Renewable energy sources gain attention as fossil fuels continue to decrease and fluctuate in price. Alternative sources of power generation can ensure energy security by reducing North America's dependency on foreign oil. Moreover, there are increasing environmental concerns about air pollution and electricity consumption. Federal and state incentives, subsidies, and standards for the use of renewable energy can help the renewable energy market by increasing the installed capacity of renewable energy, according to a report from Frost & Sullivan.

The following are findings from the analysis:

  • The solar energy market expects to grow at a compound annual growth rate (CAGR) of 39.9 percent from 2009 to 2015.
  • Wind energy installed capacity projects an increase at a CAGR of 31.6 percent during the forecast period.
  • Production tax credit (PTC) has leveled the economic playing field for wind projects in the energy market.
  • In several parts of the U.S., the PTC has lowered the electricity price generated by wind power plants to less than 5 cents/kWh, making wind energy competitive with new coal or gas-fired power plants.
  • Investment tax credit (ITC), the removal of the $2,000 cap, and an eight-year extension of the 30 percent federal solar tax credit for homeowners promotes solar power projects and expects to reduce the costs of photovoltaic (PV) modules.
  • The major challenge to the expanded adoption of clean energies is the high capital costs. In general, renewable energy technologies are extremely capital intensive.

"Most renewable energy technologies are in their infancy and must compete in terms of cost and market share with other well-established sources of energy generation," said Frost & Sullivan Research Analyst Georgina Benedetti. "Therefore, North American and other global governments are encouraging alternative energy deployment and development."

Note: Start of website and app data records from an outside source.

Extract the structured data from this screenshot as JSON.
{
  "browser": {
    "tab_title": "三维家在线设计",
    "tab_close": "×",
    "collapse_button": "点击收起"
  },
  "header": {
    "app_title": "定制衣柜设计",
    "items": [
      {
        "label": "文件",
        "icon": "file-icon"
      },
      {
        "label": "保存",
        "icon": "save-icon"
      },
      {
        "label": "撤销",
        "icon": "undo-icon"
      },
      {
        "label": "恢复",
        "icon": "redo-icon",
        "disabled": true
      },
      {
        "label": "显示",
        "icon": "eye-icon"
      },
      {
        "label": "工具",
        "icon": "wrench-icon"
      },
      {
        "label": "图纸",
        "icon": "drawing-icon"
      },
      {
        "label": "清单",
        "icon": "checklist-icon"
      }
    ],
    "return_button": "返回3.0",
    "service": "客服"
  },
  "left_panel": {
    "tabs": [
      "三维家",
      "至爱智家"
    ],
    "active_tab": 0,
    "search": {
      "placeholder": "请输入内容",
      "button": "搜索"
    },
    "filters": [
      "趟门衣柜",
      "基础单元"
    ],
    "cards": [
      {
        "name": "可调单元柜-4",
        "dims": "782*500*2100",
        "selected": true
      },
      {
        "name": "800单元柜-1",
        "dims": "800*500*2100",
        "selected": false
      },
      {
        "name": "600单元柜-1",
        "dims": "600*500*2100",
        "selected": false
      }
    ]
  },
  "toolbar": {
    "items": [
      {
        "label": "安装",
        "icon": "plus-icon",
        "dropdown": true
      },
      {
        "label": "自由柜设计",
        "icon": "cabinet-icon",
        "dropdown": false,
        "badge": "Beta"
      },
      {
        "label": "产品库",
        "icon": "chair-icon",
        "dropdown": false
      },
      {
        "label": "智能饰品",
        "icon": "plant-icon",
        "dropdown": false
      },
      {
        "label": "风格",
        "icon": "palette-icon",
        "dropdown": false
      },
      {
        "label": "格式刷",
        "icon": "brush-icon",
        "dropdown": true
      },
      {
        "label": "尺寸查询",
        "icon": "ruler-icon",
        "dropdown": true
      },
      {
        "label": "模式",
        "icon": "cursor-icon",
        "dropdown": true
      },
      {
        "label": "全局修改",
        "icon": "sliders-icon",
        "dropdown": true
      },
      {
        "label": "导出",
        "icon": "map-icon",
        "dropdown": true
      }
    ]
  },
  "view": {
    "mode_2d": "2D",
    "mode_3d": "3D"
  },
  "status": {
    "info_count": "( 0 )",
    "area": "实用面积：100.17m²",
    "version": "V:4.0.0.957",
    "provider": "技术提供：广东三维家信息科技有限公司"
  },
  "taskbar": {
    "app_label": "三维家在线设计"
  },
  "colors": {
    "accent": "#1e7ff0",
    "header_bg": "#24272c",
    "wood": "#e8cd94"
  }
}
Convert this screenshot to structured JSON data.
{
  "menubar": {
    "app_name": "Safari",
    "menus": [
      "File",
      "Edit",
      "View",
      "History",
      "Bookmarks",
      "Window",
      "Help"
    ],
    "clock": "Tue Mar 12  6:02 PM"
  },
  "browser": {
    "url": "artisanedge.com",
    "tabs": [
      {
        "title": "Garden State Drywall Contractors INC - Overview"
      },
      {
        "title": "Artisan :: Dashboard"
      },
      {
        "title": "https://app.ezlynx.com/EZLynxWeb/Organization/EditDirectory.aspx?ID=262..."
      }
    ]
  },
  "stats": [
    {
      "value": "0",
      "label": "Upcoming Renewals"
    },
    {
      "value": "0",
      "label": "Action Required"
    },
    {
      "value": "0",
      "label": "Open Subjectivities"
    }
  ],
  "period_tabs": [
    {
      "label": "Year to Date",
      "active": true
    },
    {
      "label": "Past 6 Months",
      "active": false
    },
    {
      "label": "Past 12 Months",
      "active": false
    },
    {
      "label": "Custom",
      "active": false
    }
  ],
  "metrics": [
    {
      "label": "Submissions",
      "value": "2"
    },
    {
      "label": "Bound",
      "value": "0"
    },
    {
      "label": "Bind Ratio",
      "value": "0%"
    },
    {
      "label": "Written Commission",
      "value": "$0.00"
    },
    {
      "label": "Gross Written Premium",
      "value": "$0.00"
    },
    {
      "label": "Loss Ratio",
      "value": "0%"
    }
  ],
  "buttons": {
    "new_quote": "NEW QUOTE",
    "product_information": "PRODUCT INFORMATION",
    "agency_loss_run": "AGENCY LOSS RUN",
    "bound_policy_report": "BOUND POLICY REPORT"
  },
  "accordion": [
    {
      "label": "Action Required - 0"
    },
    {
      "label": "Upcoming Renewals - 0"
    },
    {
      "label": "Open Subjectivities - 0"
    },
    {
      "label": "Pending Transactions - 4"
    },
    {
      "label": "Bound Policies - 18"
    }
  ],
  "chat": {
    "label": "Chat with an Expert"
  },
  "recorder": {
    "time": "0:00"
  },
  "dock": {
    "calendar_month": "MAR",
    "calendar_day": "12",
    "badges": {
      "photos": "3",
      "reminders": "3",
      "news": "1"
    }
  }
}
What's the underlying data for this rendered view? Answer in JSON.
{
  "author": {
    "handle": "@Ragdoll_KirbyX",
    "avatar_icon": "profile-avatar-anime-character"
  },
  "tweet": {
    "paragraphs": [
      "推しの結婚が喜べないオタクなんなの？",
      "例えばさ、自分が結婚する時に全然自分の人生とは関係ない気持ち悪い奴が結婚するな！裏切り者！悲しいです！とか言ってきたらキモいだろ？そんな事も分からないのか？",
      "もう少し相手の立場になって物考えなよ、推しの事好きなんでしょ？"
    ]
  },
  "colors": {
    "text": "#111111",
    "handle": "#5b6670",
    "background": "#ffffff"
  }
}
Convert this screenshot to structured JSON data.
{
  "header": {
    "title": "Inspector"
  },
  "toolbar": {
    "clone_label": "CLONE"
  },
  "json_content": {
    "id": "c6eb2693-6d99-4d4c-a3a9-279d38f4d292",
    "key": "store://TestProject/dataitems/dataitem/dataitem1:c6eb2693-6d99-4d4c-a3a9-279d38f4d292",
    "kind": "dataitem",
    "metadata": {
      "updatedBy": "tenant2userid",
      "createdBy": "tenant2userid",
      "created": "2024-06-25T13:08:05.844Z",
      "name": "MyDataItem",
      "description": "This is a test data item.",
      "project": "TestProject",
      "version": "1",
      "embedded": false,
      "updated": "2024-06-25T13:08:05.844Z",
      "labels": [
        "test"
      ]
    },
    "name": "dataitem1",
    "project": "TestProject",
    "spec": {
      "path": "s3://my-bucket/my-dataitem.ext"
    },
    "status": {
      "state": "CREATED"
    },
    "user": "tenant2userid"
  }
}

"Technological improvements, such as higher energy efficiency, greater reliability of renewable energy technologies, low-cost materials, and improved methods to store energy, can be addressed by stimulating technological research in private and government laboratories," concludes Benedetti. "In fact, R&D in renewable energy has been receiving increasing attention from various governments."